◆ **WHAT YOU HAVE TO DO**
Using the listing below, extract each line that has the word "Inicio" in it.

◆ **SUPPLIED INFORMATION**
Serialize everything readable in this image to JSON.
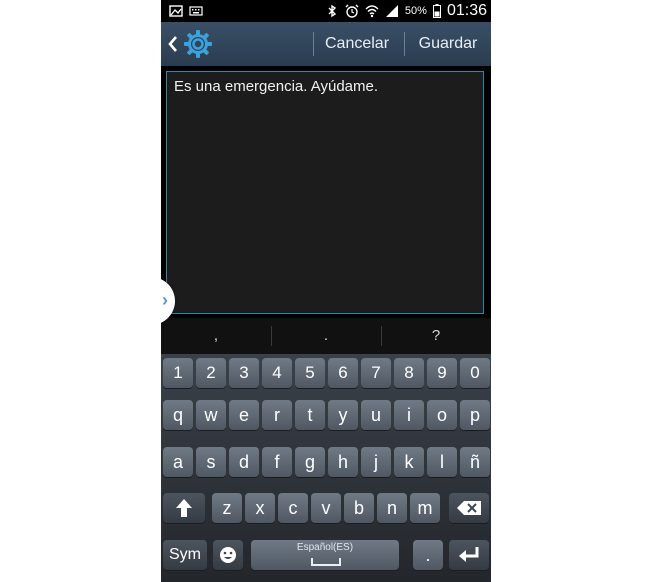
{
  "status_bar": {
    "battery_percent": "50%",
    "time": "01:36"
  },
  "action_bar": {
    "cancel_label": "Cancelar",
    "save_label": "Guardar"
  },
  "editor": {
    "text": "Es una emergencia. Ayúdame."
  },
  "suggestions": [
    ",",
    ".",
    "?"
  ],
  "keyboard": {
    "row_digits": [
      "1",
      "2",
      "3",
      "4",
      "5",
      "6",
      "7",
      "8",
      "9",
      "0"
    ],
    "row_1": [
      "q",
      "w",
      "e",
      "r",
      "t",
      "y",
      "u",
      "i",
      "o",
      "p"
    ],
    "row_2": [
      "a",
      "s",
      "d",
      "f",
      "g",
      "h",
      "j",
      "k",
      "l",
      "ñ"
    ],
    "row_3": [
      "z",
      "x",
      "c",
      "v",
      "b",
      "n",
      "m"
    ],
    "sym_label": "Sym",
    "space_label": "Español(ES)",
    "period_key": ".",
    "colors": {
      "accent": "#2f87a6",
      "actionbar": "#34485e"
    }
  }
}
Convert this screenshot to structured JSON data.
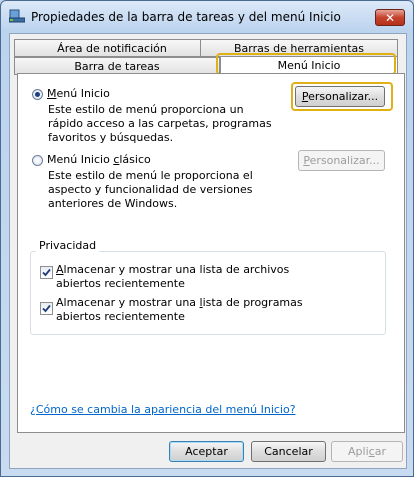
{
  "window": {
    "title": "Propiedades de la barra de tareas y del menú Inicio",
    "close_glyph": "✕",
    "icon": "taskbar-app-icon"
  },
  "tabs": {
    "row_back": [
      "Área de notificación",
      "Barras de herramientas"
    ],
    "row_front": [
      "Barra de tareas",
      "Menú Inicio"
    ],
    "active": "Menú Inicio"
  },
  "start_menu": {
    "option_label": "Menú Inicio",
    "option_desc": "Este estilo de menú proporciona un rápido acceso a las carpetas, programas favoritos y búsquedas.",
    "customize_label": "Personalizar...",
    "classic_label": "Menú Inicio clásico",
    "classic_desc": "Este estilo de menú le proporciona el aspecto y funcionalidad de versiones anteriores de Windows.",
    "classic_customize_label": "Personalizar..."
  },
  "privacy": {
    "title": "Privacidad",
    "files_label": "Almacenar y mostrar una lista de archivos abiertos recientemente",
    "programs_label": "Almacenar y mostrar una lista de programas abiertos recientemente"
  },
  "help_link": "¿Cómo se cambia la apariencia del menú Inicio?",
  "footer": {
    "ok": "Aceptar",
    "cancel": "Cancelar",
    "apply": "Aplicar"
  },
  "colors": {
    "highlight": "#e0b014",
    "link": "#0066cc"
  }
}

◆ **ANSWER BOX**
    "title": "Propiedades de la barra de tareas y del menú Inicio",
      "Menú Inicio"
    "active": "Menú Inicio"
    "option_label": "Menú Inicio",
    "classic_label": "Menú Inicio clásico",
  "help_link": "¿Cómo se cambia la apariencia del menú Inicio?",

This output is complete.